You can’t use just anything for a work rest. OSHA requires work rests to be rigid to provide stability. They also have to be adjustable to compensate for wheel wear. When you have to adjust the rest, make sure that the wheel is off. Once the adjustment is complete, be sure to clamp the rest securely.
OSHA also requires you to check the machine’s spindle speed before mounting a wheel. You do that to make sure the machine’s maximum operating speed is no higher than the speed marked on the wheel. In addition, you have to inspect wheels before you mount them to make sure they haven’t been damaged while being moved or stored.
There’s a special test you use to make sure a wheel isn’t cracked, and it appears in the OSHA standard, too. This “ring test” is very simple to perform. You gently tap a dry clean wheel with a light nonmetallic tool—perhaps a screwdriver handle for light wheels or a wooden mallet for heavier ones. The tap should produce a clear metallic “ping.” If the sound is more like a dull thud, the wheel is probably cracked and shouldn’t be used.
Personal Protective Equipment
There are also other very important safety precautions you must take in order to prevent injury with abrasive wheel grinders. One of the most important is to use assigned personal protective equipment and clothing. You’ll probably need:

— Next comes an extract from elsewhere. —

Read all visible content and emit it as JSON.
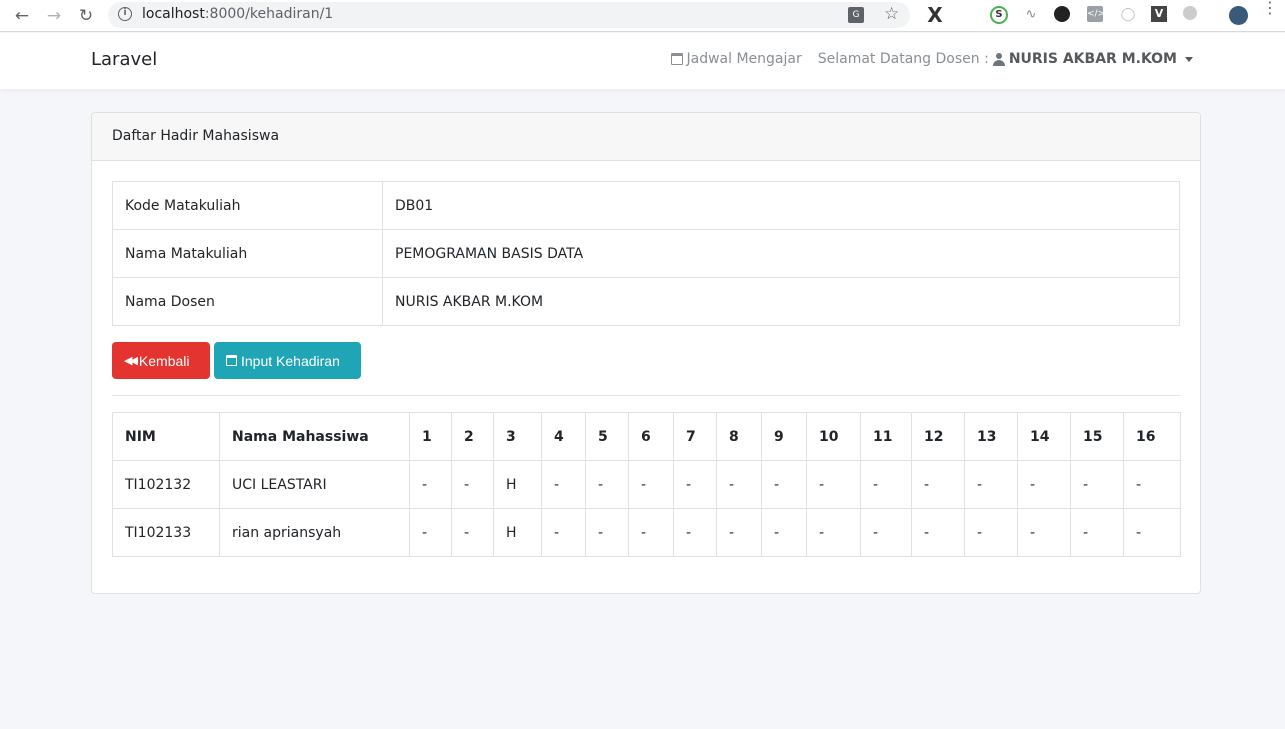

Safety eyeglasses with side shields or a full face shield to prevent chips or particles from getting into your eyes
Gloves to protect your hands from flying particles and sharp edges created during the grinding operation
A dust mask so you don’t inhale dust that could harm your respiratory system

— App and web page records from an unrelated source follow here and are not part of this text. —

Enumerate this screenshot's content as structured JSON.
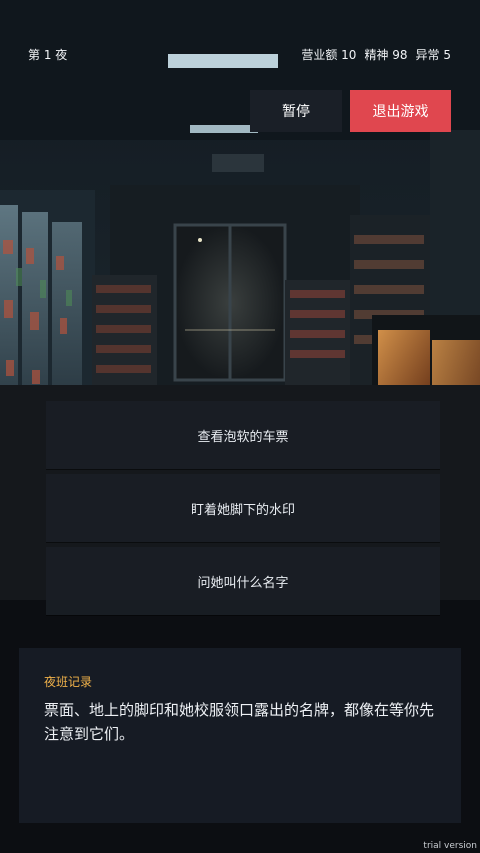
{
  "hud": {
    "night": "第 1 夜",
    "stats": [
      "营业额 10",
      "精神 98",
      "异常 5"
    ]
  },
  "buttons": {
    "pause": "暂停",
    "exit": "退出游戏"
  },
  "choices": [
    "查看泡软的车票",
    "盯着她脚下的水印",
    "问她叫什么名字"
  ],
  "log": {
    "title": "夜班记录",
    "text": "票面、地上的脚印和她校服领口露出的名牌，都像在等你先注意到它们。"
  },
  "watermark": "trial version",
  "colors": {
    "accent_red": "#e0474f",
    "log_title": "#f1b24a",
    "panel": "#161b24"
  }
}
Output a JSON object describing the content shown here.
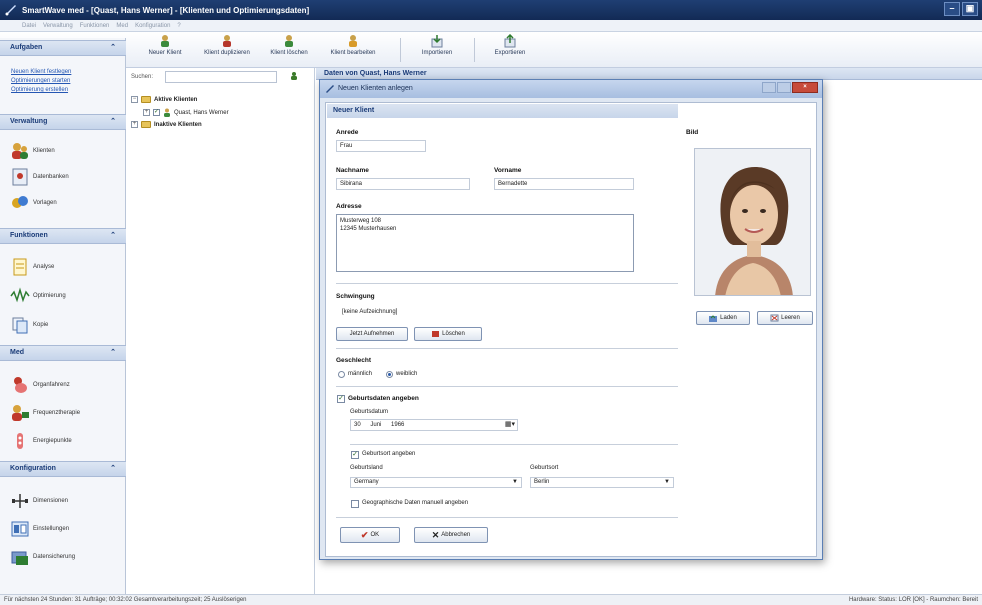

Hearing protection to prevent hearing damage from all the noise grinding creates
You must also pay attention to your personal clothing. The essential rule is to not wear anything loose that could get caught in the machine. Scarves, ties, loose hair, and dangling jewelry are dangerous. If you’re wearing a long-sleeved shirt, button it at the wrist.
You also have to look out for the wheel itself. Grinding wheels are surprisingly delicate. They can be easily damaged if you handle them carelessly. It’s a good idea to store new ones carefully in a dry area close to the grinding operation. When you have to carry one, do it very carefully. Take special care not to drop it or to bump it against anything.

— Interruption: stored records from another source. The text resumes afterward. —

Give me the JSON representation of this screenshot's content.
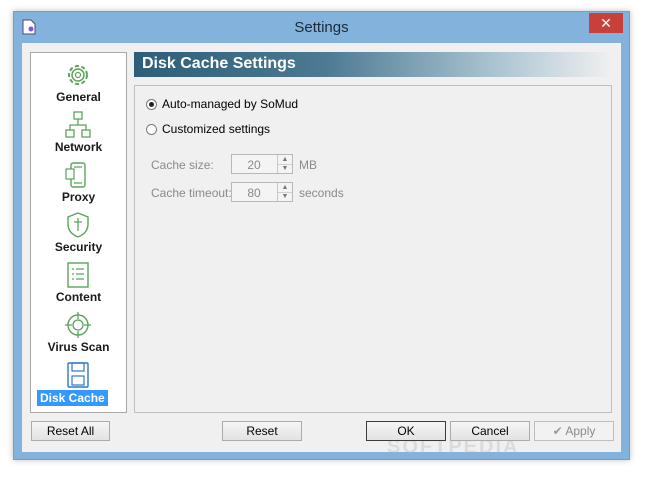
{
  "window": {
    "title": "Settings",
    "close_symbol": "✕"
  },
  "sidebar": {
    "items": [
      {
        "label": "General",
        "icon": "gear-icon"
      },
      {
        "label": "Network",
        "icon": "network-icon"
      },
      {
        "label": "Proxy",
        "icon": "proxy-icon"
      },
      {
        "label": "Security",
        "icon": "shield-icon"
      },
      {
        "label": "Content",
        "icon": "list-icon"
      },
      {
        "label": "Virus Scan",
        "icon": "target-icon"
      },
      {
        "label": "Disk Cache",
        "icon": "floppy-disk-icon",
        "selected": true
      }
    ]
  },
  "panel": {
    "title": "Disk Cache Settings",
    "options": [
      {
        "label": "Auto-managed by SoMud",
        "checked": true
      },
      {
        "label": "Customized settings",
        "checked": false
      }
    ],
    "fields": [
      {
        "label": "Cache size:",
        "value": "20",
        "unit": "MB"
      },
      {
        "label": "Cache timeout:",
        "value": "80",
        "unit": "seconds"
      }
    ]
  },
  "buttons": {
    "reset_all": "Reset All",
    "reset": "Reset",
    "ok": "OK",
    "cancel": "Cancel",
    "apply": "Apply"
  },
  "watermark": "SOFTPEDIA",
  "colors": {
    "accent": "#3399ff",
    "header_dark": "#2d5d78",
    "frame": "#83b3dc",
    "close": "#c7413a"
  }
}
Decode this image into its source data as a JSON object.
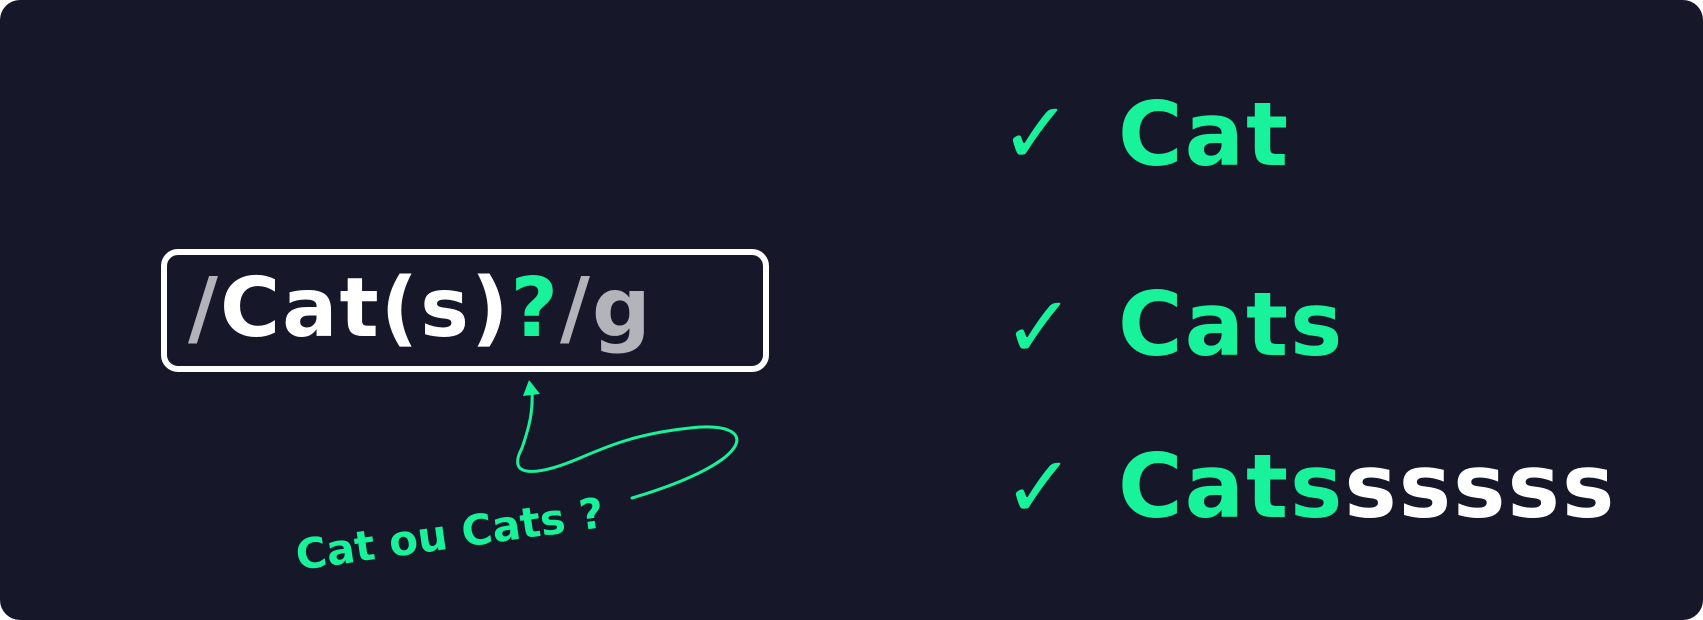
{
  "colors": {
    "background": "#161829",
    "accent": "#18f29a",
    "text_main": "#ffffff",
    "text_muted": "#b3b4ba"
  },
  "regex": {
    "slash_open": "/",
    "literal": "Cat",
    "group_open": "(",
    "group_char": "s",
    "group_close": ")",
    "quantifier": "?",
    "slash_close": "/",
    "flag": "g"
  },
  "annotation": {
    "text": "Cat ou Cats ?"
  },
  "matches": [
    {
      "icon": "check-icon",
      "matched": "Cat",
      "rest": ""
    },
    {
      "icon": "check-icon",
      "matched": "Cats",
      "rest": ""
    },
    {
      "icon": "check-icon",
      "matched": "Cats",
      "rest": "sssss"
    }
  ],
  "match_checks": [
    "✓",
    "✓",
    "✓"
  ]
}
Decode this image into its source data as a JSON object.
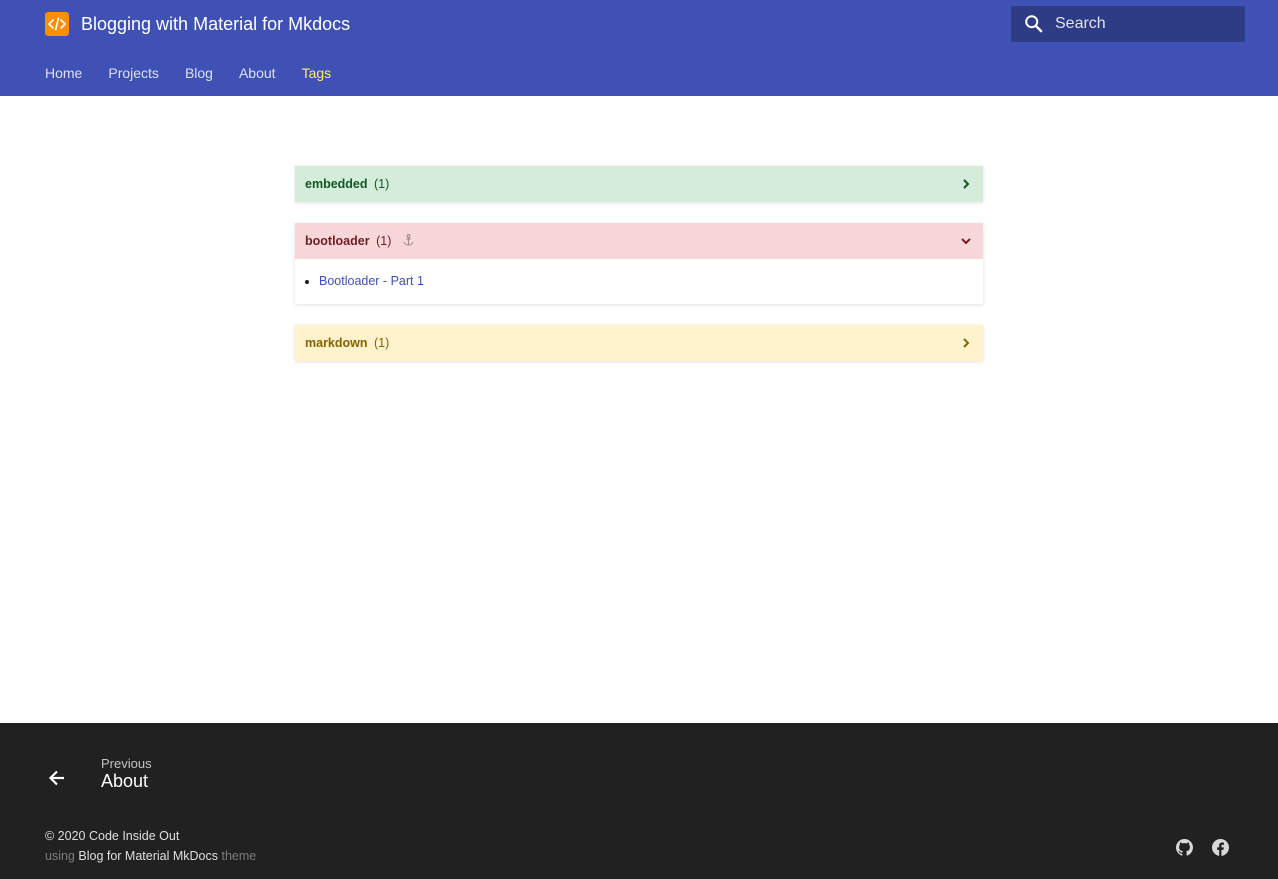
{
  "header": {
    "site_title": "Blogging with Material for Mkdocs",
    "logo_icon": "code-icon",
    "search_placeholder": "Search",
    "tabs": [
      {
        "label": "Home",
        "active": false
      },
      {
        "label": "Projects",
        "active": false
      },
      {
        "label": "Blog",
        "active": false
      },
      {
        "label": "About",
        "active": false
      },
      {
        "label": "Tags",
        "active": true
      }
    ]
  },
  "tags": [
    {
      "name": "embedded",
      "count": "(1)",
      "expanded": false,
      "color": "#d4edda",
      "posts": []
    },
    {
      "name": "bootloader",
      "count": "(1)",
      "expanded": true,
      "color": "#f8d7da",
      "posts": [
        "Bootloader - Part 1"
      ]
    },
    {
      "name": "markdown",
      "count": "(1)",
      "expanded": false,
      "color": "#fff3cd",
      "posts": []
    }
  ],
  "footer": {
    "previous_caption": "Previous",
    "previous_title": "About",
    "copyright": "© 2020 Code Inside Out",
    "credit_prefix": "using",
    "credit_link": "Blog for Material MkDocs",
    "credit_suffix": "theme",
    "social_icons": [
      "github-icon",
      "facebook-icon"
    ]
  },
  "colors": {
    "primary": "#3f51b5",
    "accent_tab": "#ffee58",
    "logo_bg": "#ff8f00",
    "footer_bg": "#212121"
  }
}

Your own work habits can also reduce the risk of accidents when you work with abrasive wheel grinders. Before starting the grinder, make sure that:
The work area has good lighting that doesn’t create glare or shadows
The grinder itself is steady or securely mounted, with the wheel mounted securely on the machine
The wheel is evenly worn, without substantial nicks and scrapes or indications of cracks
The floor and the work area are clean. Sparks could ignite debris, and water or other spills could cause electrical shock
The wheel is designed for the machine’s size and speed
The power transmission cover is secure
The electrical power source is properly grounded and its cord and connections are in good condition
The work rests are slightly below the wheel’s center and within an eighth of an inch of the wheel
You have firm control of the tool and don’t have to overreach
You’ve tested the wheel with no load, while standing off to the side, to make sure it’s operating safely
The grinder comes up to full speed before contact with the piece you’re working on
Abrasive wheel grinders are great machines, but careless operation can injure your hands, fingers, eyes, and respiratory system. The fact that OSHA finds so many abrasive wheel grinder violations every year should be a warning to all of us. Remember that the most common violations—and serious hazards—are failing to properly adjust the safety guards and the work rests. A wheel that fragments at high speed can cause severe personal injury and possibly death.